Task data Start Marker

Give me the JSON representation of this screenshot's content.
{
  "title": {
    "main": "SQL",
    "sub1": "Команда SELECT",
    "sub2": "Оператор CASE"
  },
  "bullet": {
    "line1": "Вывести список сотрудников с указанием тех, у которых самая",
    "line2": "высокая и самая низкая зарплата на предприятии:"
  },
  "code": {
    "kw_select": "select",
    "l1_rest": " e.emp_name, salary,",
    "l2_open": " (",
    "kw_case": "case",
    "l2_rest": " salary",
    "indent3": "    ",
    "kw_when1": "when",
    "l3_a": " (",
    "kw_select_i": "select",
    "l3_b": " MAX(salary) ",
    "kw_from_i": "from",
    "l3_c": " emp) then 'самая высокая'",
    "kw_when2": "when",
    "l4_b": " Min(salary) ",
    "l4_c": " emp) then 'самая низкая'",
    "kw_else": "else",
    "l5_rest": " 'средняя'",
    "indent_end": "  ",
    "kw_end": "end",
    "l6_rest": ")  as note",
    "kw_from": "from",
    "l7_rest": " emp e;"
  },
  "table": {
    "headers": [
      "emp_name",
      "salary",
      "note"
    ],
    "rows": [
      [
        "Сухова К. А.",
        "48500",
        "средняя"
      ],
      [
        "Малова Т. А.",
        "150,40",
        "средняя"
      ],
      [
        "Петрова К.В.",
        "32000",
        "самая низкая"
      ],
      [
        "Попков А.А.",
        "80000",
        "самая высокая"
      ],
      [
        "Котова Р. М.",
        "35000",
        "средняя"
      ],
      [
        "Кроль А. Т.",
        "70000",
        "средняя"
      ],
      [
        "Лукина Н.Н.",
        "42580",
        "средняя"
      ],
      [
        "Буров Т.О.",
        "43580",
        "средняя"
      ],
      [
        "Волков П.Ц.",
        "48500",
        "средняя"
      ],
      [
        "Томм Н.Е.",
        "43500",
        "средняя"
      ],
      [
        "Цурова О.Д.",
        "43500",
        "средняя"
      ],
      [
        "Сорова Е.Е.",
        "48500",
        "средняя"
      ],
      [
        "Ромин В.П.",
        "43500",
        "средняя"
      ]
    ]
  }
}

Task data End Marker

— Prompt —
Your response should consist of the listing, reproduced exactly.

— Answer for this exercise —
Give me the JSON representation of this screenshot's content.
{
  "title": {
    "main": "SQL",
    "sub1": "Команда SELECT",
    "sub2": "Оператор CASE"
  },
  "bullet": {
    "line1": "Вывести список сотрудников с указанием тех, у которых самая",
    "line2": "высокая и самая низкая зарплата на предприятии:"
  },
  "code": {
    "kw_select": "select",
    "l1_rest": " e.emp_name, salary,",
    "l2_open": " (",
    "kw_case": "case",
    "l2_rest": " salary",
    "indent3": "    ",
    "kw_when1": "when",
    "l3_a": " (",
    "kw_select_i": "select",
    "l3_b": " MAX(salary) ",
    "kw_from_i": "from",
    "l3_c": " emp) then 'самая высокая'",
    "kw_when2": "when",
    "l4_b": " Min(salary) ",
    "l4_c": " emp) then 'самая низкая'",
    "kw_else": "else",
    "l5_rest": " 'средняя'",
    "indent_end": "  ",
    "kw_end": "end",
    "l6_rest": ")  as note",
    "kw_from": "from",
    "l7_rest": " emp e;"
  },
  "table": {
    "headers": [
      "emp_name",
      "salary",
      "note"
    ],
    "rows": [
      [
        "Сухова К. А.",
        "48500",
        "средняя"
      ],
      [
        "Малова Т. А.",
        "150,40",
        "средняя"
      ],
      [
        "Петрова К.В.",
        "32000",
        "самая низкая"
      ],
      [
        "Попков А.А.",
        "80000",
        "самая высокая"
      ],
      [
        "Котова Р. М.",
        "35000",
        "средняя"
      ],
      [
        "Кроль А. Т.",
        "70000",
        "средняя"
      ],
      [
        "Лукина Н.Н.",
        "42580",
        "средняя"
      ],
      [
        "Буров Т.О.",
        "43580",
        "средняя"
      ],
      [
        "Волков П.Ц.",
        "48500",
        "средняя"
      ],
      [
        "Томм Н.Е.",
        "43500",
        "средняя"
      ],
      [
        "Цурова О.Д.",
        "43500",
        "средняя"
      ],
      [
        "Сорова Е.Е.",
        "48500",
        "средняя"
      ],
      [
        "Ромин В.П.",
        "43500",
        "средняя"
      ]
    ]
  }
}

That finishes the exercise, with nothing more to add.